*What this task involves:* Quote the records beneath, complete and exact. Leave out images.

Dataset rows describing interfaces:
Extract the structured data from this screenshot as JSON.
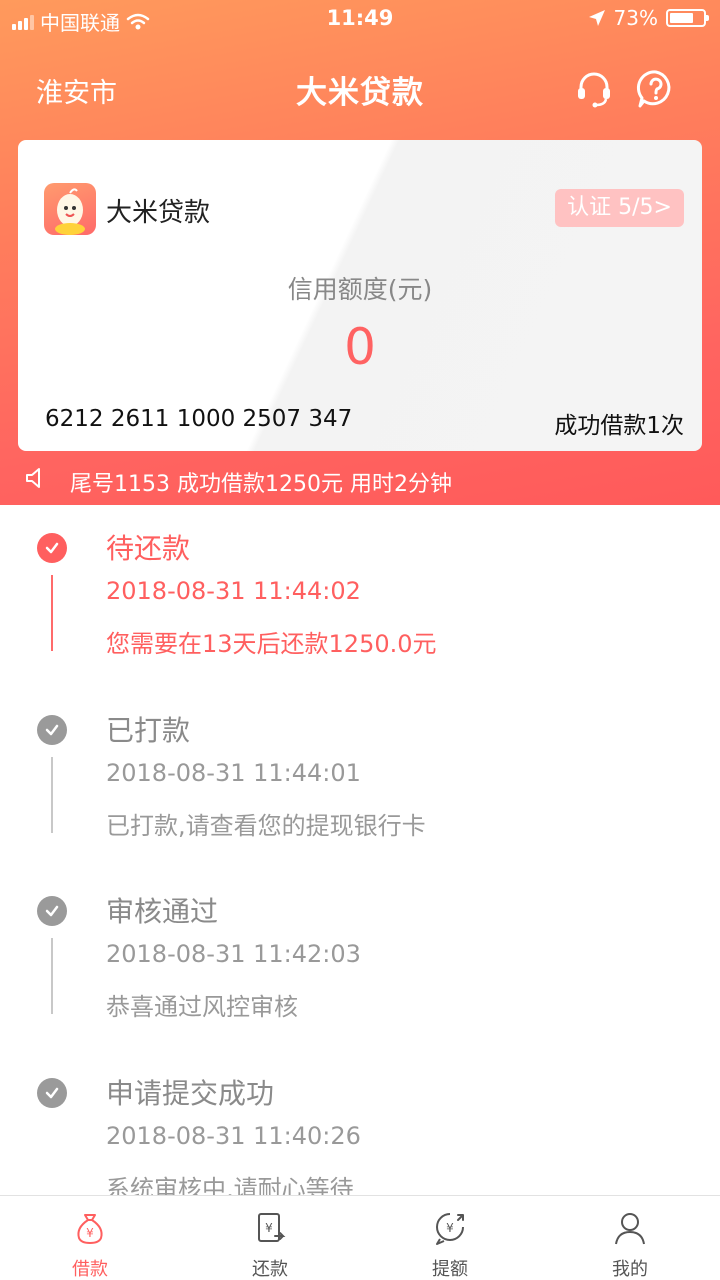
{
  "status_bar": {
    "carrier": "中国联通",
    "time": "11:49",
    "battery": "73%",
    "battery_level": 0.73
  },
  "nav": {
    "city": "淮安市",
    "title": "大米贷款",
    "icons": [
      "headset-icon",
      "help-icon"
    ]
  },
  "card": {
    "brand": "大米贷款",
    "cert_label": "认证 5/5>",
    "limit_label": "信用额度(元)",
    "limit_value": "0",
    "card_number": "6212 2611 1000 2507 347",
    "success_count": "成功借款1次"
  },
  "notice": {
    "text": "尾号1153 成功借款1250元 用时2分钟"
  },
  "timeline": [
    {
      "title": "待还款",
      "time": "2018-08-31 11:44:02",
      "message": "您需要在13天后还款1250.0元",
      "active": true
    },
    {
      "title": "已打款",
      "time": "2018-08-31 11:44:01",
      "message": "已打款,请查看您的提现银行卡",
      "active": false
    },
    {
      "title": "审核通过",
      "time": "2018-08-31 11:42:03",
      "message": "恭喜通过风控审核",
      "active": false
    },
    {
      "title": "申请提交成功",
      "time": "2018-08-31 11:40:26",
      "message": "系统审核中,请耐心等待",
      "active": false
    }
  ],
  "tabs": [
    {
      "label": "借款",
      "icon": "money-bag-icon",
      "active": true
    },
    {
      "label": "还款",
      "icon": "repay-icon",
      "active": false
    },
    {
      "label": "提额",
      "icon": "raise-limit-icon",
      "active": false
    },
    {
      "label": "我的",
      "icon": "user-icon",
      "active": false
    }
  ],
  "colors": {
    "accent": "#ff5f5f",
    "header_start": "#ff9a5c",
    "header_end": "#ff5a5a",
    "inactive": "#9a9a9a"
  }
}
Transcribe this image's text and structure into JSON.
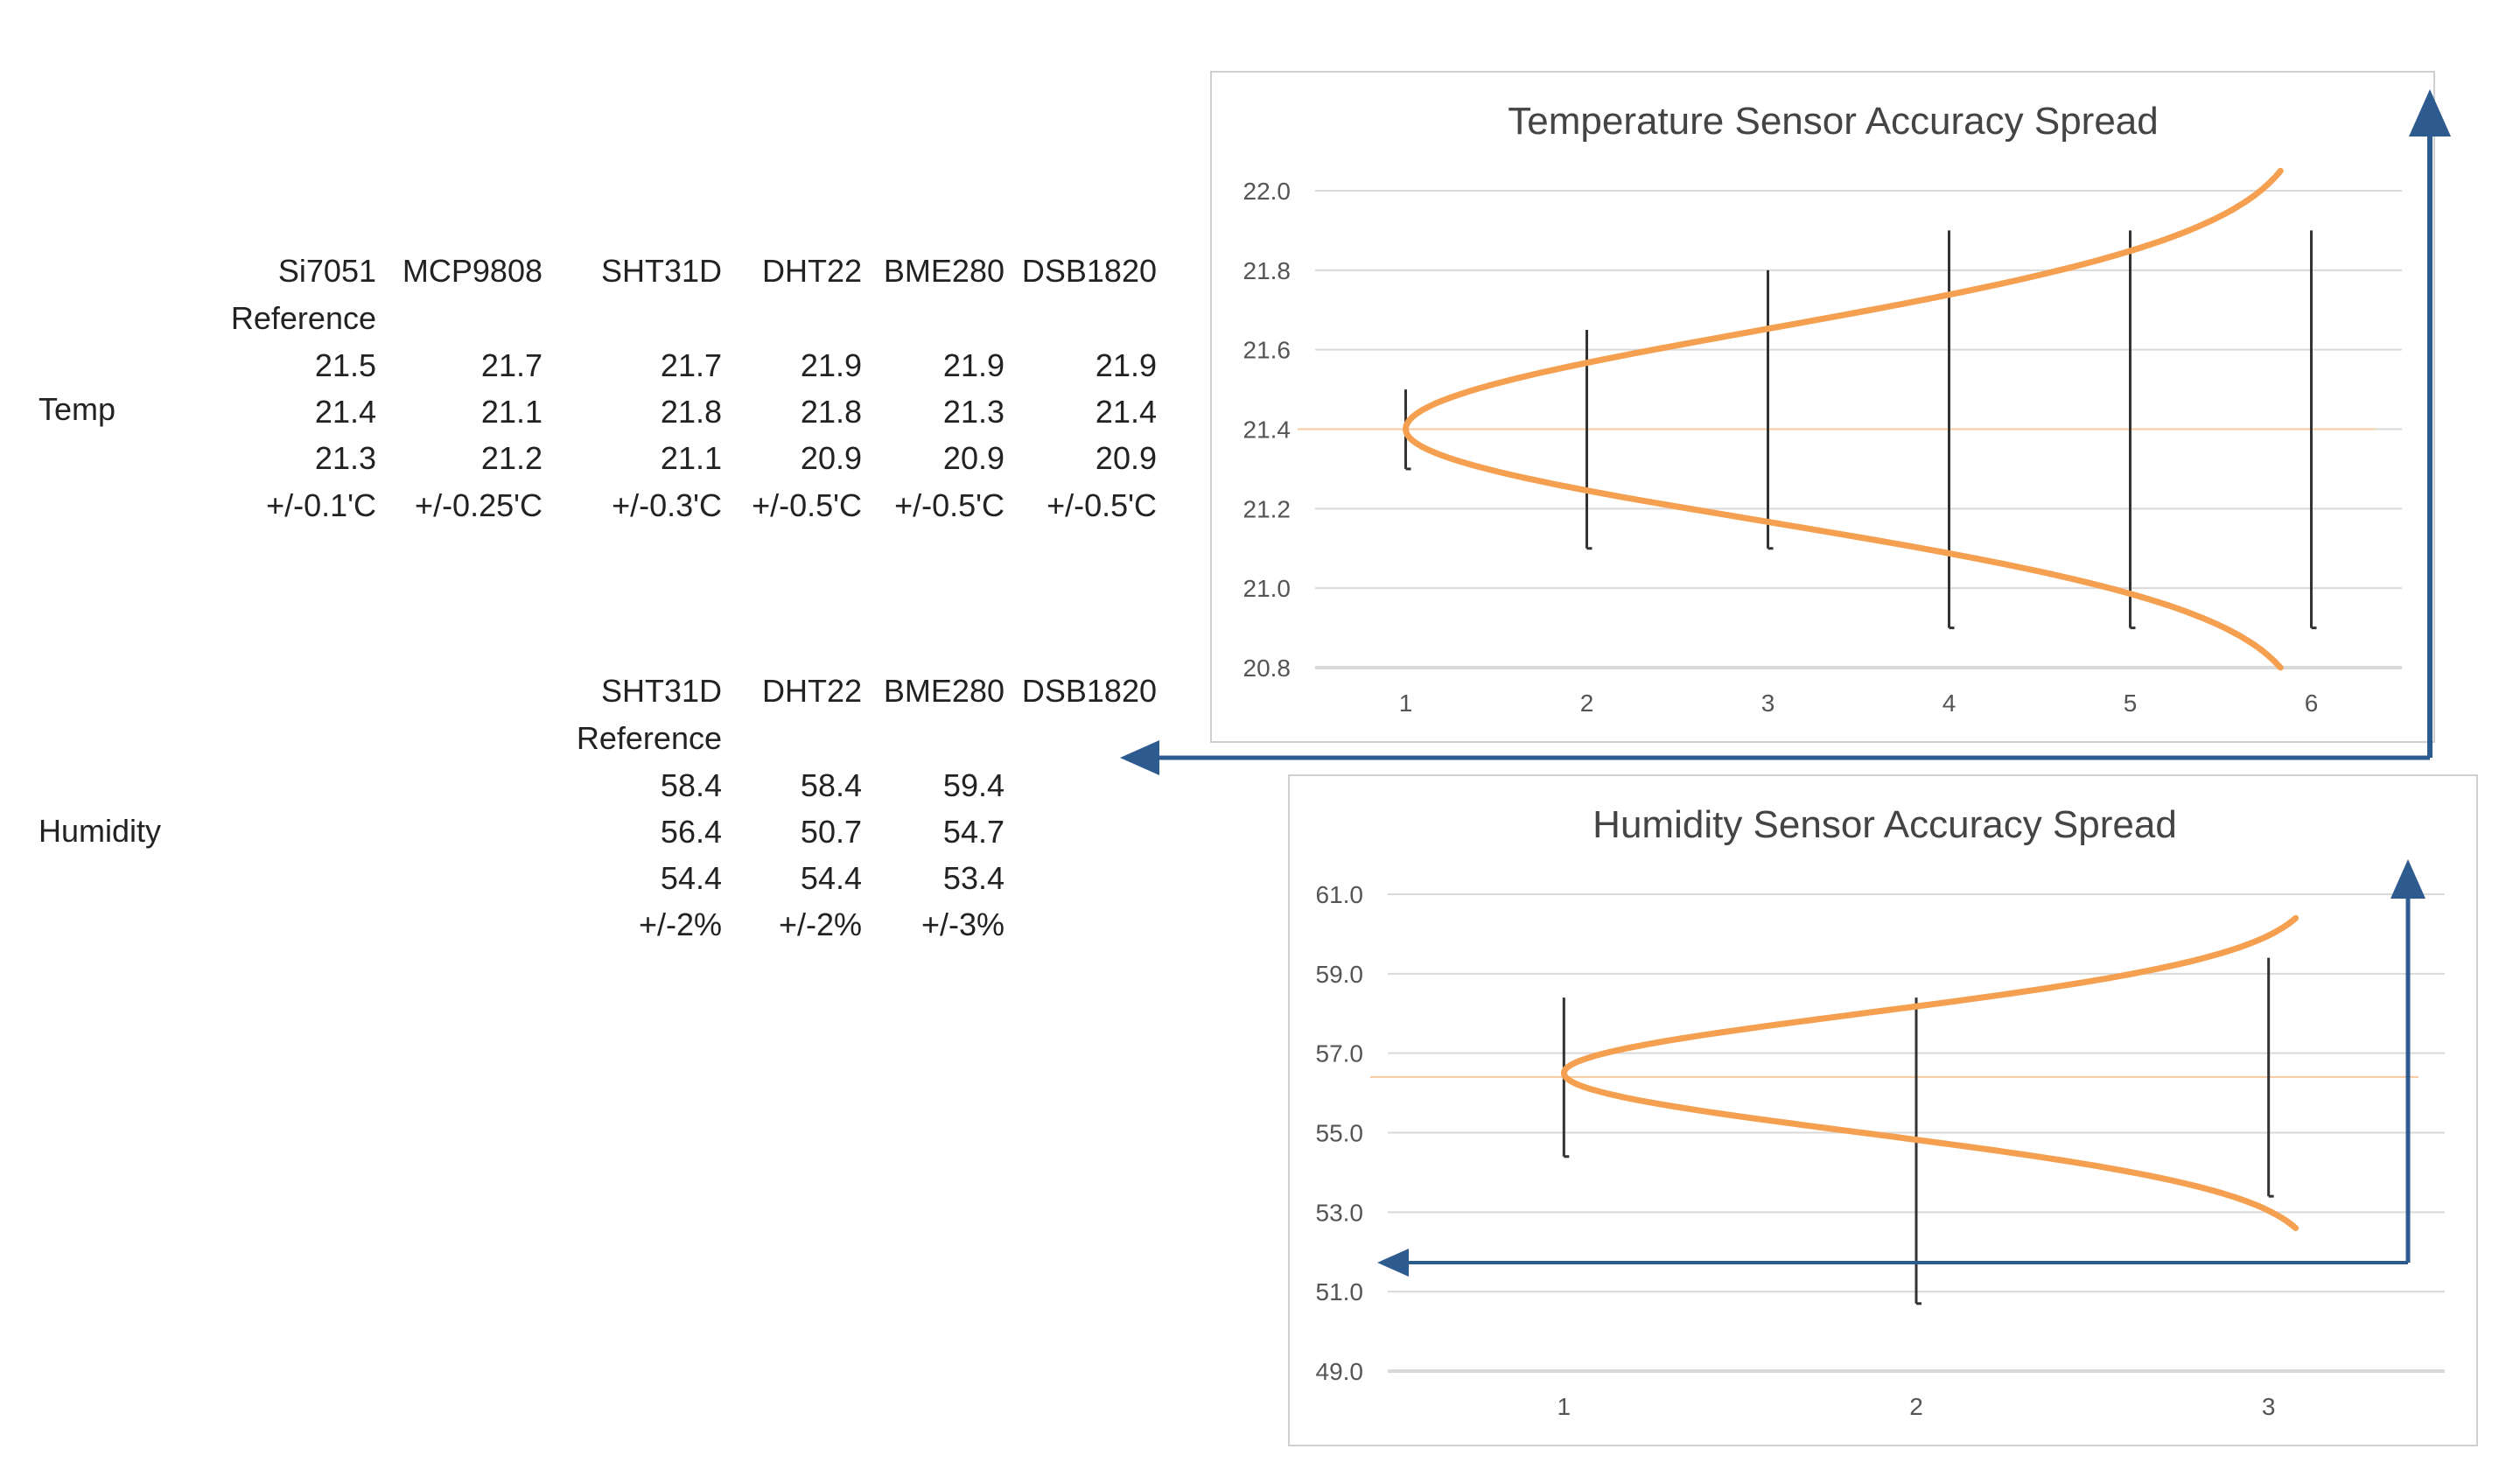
{
  "tables": {
    "temp": {
      "row_label": "Temp",
      "headers": [
        "Si7051",
        "MCP9808",
        "SHT31D",
        "DHT22",
        "BME280",
        "DSB1820"
      ],
      "header_sub": "Reference",
      "rows": [
        [
          "21.5",
          "21.7",
          "21.7",
          "21.9",
          "21.9",
          "21.9"
        ],
        [
          "21.4",
          "21.1",
          "21.8",
          "21.8",
          "21.3",
          "21.4"
        ],
        [
          "21.3",
          "21.2",
          "21.1",
          "20.9",
          "20.9",
          "20.9"
        ],
        [
          "+/-0.1'C",
          "+/-0.25'C",
          "+/-0.3'C",
          "+/-0.5'C",
          "+/-0.5'C",
          "+/-0.5'C"
        ]
      ]
    },
    "humidity": {
      "row_label": "Humidity",
      "headers": [
        "SHT31D",
        "DHT22",
        "BME280",
        "DSB1820"
      ],
      "header_sub": "Reference",
      "rows": [
        [
          "58.4",
          "58.4",
          "59.4"
        ],
        [
          "56.4",
          "50.7",
          "54.7"
        ],
        [
          "54.4",
          "54.4",
          "53.4"
        ],
        [
          "+/-2%",
          "+/-2%",
          "+/-3%"
        ]
      ]
    }
  },
  "colors": {
    "curve": "#f5a050",
    "errbar": "#333333",
    "grid": "#d9d9d9",
    "arrow": "#2e5b8f",
    "refline": "#f7c9a0"
  },
  "chart_data": [
    {
      "type": "line",
      "title": "Temperature Sensor Accuracy Spread",
      "categories": [
        "1",
        "2",
        "3",
        "4",
        "5",
        "6"
      ],
      "ylim": [
        20.8,
        22.0
      ],
      "yticks": [
        "22.0",
        "21.8",
        "21.6",
        "21.4",
        "21.2",
        "21.0",
        "20.8"
      ],
      "ytick_values": [
        22.0,
        21.8,
        21.6,
        21.4,
        21.2,
        21.0,
        20.8
      ],
      "grid": true,
      "error_bars": [
        {
          "x": 1,
          "high": 21.5,
          "low": 21.3
        },
        {
          "x": 2,
          "high": 21.65,
          "low": 21.1
        },
        {
          "x": 3,
          "high": 21.8,
          "low": 21.1
        },
        {
          "x": 4,
          "high": 21.9,
          "low": 20.9
        },
        {
          "x": 5,
          "high": 21.9,
          "low": 20.9
        },
        {
          "x": 6,
          "high": 21.9,
          "low": 20.9
        }
      ],
      "reference_value": 21.4,
      "curve": {
        "peak_y": 21.4,
        "x_min": 1.0,
        "x_max": 6.0,
        "y_low": 20.8,
        "y_high": 22.05
      }
    },
    {
      "type": "line",
      "title": "Humidity Sensor Accuracy Spread",
      "categories": [
        "1",
        "2",
        "3"
      ],
      "ylim": [
        49.0,
        61.0
      ],
      "yticks": [
        "61.0",
        "59.0",
        "57.0",
        "55.0",
        "53.0",
        "51.0",
        "49.0"
      ],
      "ytick_values": [
        61.0,
        59.0,
        57.0,
        55.0,
        53.0,
        51.0,
        49.0
      ],
      "grid": true,
      "error_bars": [
        {
          "x": 1,
          "high": 58.4,
          "low": 54.4
        },
        {
          "x": 2,
          "high": 58.4,
          "low": 50.7
        },
        {
          "x": 3,
          "high": 59.4,
          "low": 53.4
        }
      ],
      "reference_value": 56.4,
      "curve": {
        "peak_y": 56.5,
        "x_min": 1.0,
        "x_max": 3.15,
        "y_low": 52.6,
        "y_high": 60.4
      }
    }
  ]
}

*Response:*
Extract the structured data from this screenshot as JSON.
{
  "status_bar": {
    "carrier": "中国联通",
    "time": "11:49",
    "battery": "73%",
    "battery_level": 0.73
  },
  "nav": {
    "city": "淮安市",
    "title": "大米贷款",
    "icons": [
      "headset-icon",
      "help-icon"
    ]
  },
  "card": {
    "brand": "大米贷款",
    "cert_label": "认证 5/5>",
    "limit_label": "信用额度(元)",
    "limit_value": "0",
    "card_number": "6212 2611 1000 2507 347",
    "success_count": "成功借款1次"
  },
  "notice": {
    "text": "尾号1153 成功借款1250元 用时2分钟"
  },
  "timeline": [
    {
      "title": "待还款",
      "time": "2018-08-31 11:44:02",
      "message": "您需要在13天后还款1250.0元",
      "active": true
    },
    {
      "title": "已打款",
      "time": "2018-08-31 11:44:01",
      "message": "已打款,请查看您的提现银行卡",
      "active": false
    },
    {
      "title": "审核通过",
      "time": "2018-08-31 11:42:03",
      "message": "恭喜通过风控审核",
      "active": false
    },
    {
      "title": "申请提交成功",
      "time": "2018-08-31 11:40:26",
      "message": "系统审核中,请耐心等待",
      "active": false
    }
  ],
  "tabs": [
    {
      "label": "借款",
      "icon": "money-bag-icon",
      "active": true
    },
    {
      "label": "还款",
      "icon": "repay-icon",
      "active": false
    },
    {
      "label": "提额",
      "icon": "raise-limit-icon",
      "active": false
    },
    {
      "label": "我的",
      "icon": "user-icon",
      "active": false
    }
  ],
  "colors": {
    "accent": "#ff5f5f",
    "header_start": "#ff9a5c",
    "header_end": "#ff5a5a",
    "inactive": "#9a9a9a"
  }
}
Transcribe this image's text and structure into JSON.
{
  "tables": {
    "temp": {
      "row_label": "Temp",
      "headers": [
        "Si7051",
        "MCP9808",
        "SHT31D",
        "DHT22",
        "BME280",
        "DSB1820"
      ],
      "header_sub": "Reference",
      "rows": [
        [
          "21.5",
          "21.7",
          "21.7",
          "21.9",
          "21.9",
          "21.9"
        ],
        [
          "21.4",
          "21.1",
          "21.8",
          "21.8",
          "21.3",
          "21.4"
        ],
        [
          "21.3",
          "21.2",
          "21.1",
          "20.9",
          "20.9",
          "20.9"
        ],
        [
          "+/-0.1'C",
          "+/-0.25'C",
          "+/-0.3'C",
          "+/-0.5'C",
          "+/-0.5'C",
          "+/-0.5'C"
        ]
      ]
    },
    "humidity": {
      "row_label": "Humidity",
      "headers": [
        "SHT31D",
        "DHT22",
        "BME280",
        "DSB1820"
      ],
      "header_sub": "Reference",
      "rows": [
        [
          "58.4",
          "58.4",
          "59.4"
        ],
        [
          "56.4",
          "50.7",
          "54.7"
        ],
        [
          "54.4",
          "54.4",
          "53.4"
        ],
        [
          "+/-2%",
          "+/-2%",
          "+/-3%"
        ]
      ]
    }
  },
  "colors": {
    "curve": "#f5a050",
    "errbar": "#333333",
    "grid": "#d9d9d9",
    "arrow": "#2e5b8f",
    "refline": "#f7c9a0"
  },
  "chart_data": [
    {
      "type": "line",
      "title": "Temperature Sensor Accuracy Spread",
      "categories": [
        "1",
        "2",
        "3",
        "4",
        "5",
        "6"
      ],
      "ylim": [
        20.8,
        22.0
      ],
      "yticks": [
        "22.0",
        "21.8",
        "21.6",
        "21.4",
        "21.2",
        "21.0",
        "20.8"
      ],
      "ytick_values": [
        22.0,
        21.8,
        21.6,
        21.4,
        21.2,
        21.0,
        20.8
      ],
      "grid": true,
      "error_bars": [
        {
          "x": 1,
          "high": 21.5,
          "low": 21.3
        },
        {
          "x": 2,
          "high": 21.65,
          "low": 21.1
        },
        {
          "x": 3,
          "high": 21.8,
          "low": 21.1
        },
        {
          "x": 4,
          "high": 21.9,
          "low": 20.9
        },
        {
          "x": 5,
          "high": 21.9,
          "low": 20.9
        },
        {
          "x": 6,
          "high": 21.9,
          "low": 20.9
        }
      ],
      "reference_value": 21.4,
      "curve": {
        "peak_y": 21.4,
        "x_min": 1.0,
        "x_max": 6.0,
        "y_low": 20.8,
        "y_high": 22.05
      }
    },
    {
      "type": "line",
      "title": "Humidity Sensor Accuracy Spread",
      "categories": [
        "1",
        "2",
        "3"
      ],
      "ylim": [
        49.0,
        61.0
      ],
      "yticks": [
        "61.0",
        "59.0",
        "57.0",
        "55.0",
        "53.0",
        "51.0",
        "49.0"
      ],
      "ytick_values": [
        61.0,
        59.0,
        57.0,
        55.0,
        53.0,
        51.0,
        49.0
      ],
      "grid": true,
      "error_bars": [
        {
          "x": 1,
          "high": 58.4,
          "low": 54.4
        },
        {
          "x": 2,
          "high": 58.4,
          "low": 50.7
        },
        {
          "x": 3,
          "high": 59.4,
          "low": 53.4
        }
      ],
      "reference_value": 56.4,
      "curve": {
        "peak_y": 56.5,
        "x_min": 1.0,
        "x_max": 3.15,
        "y_low": 52.6,
        "y_high": 60.4
      }
    }
  ]
}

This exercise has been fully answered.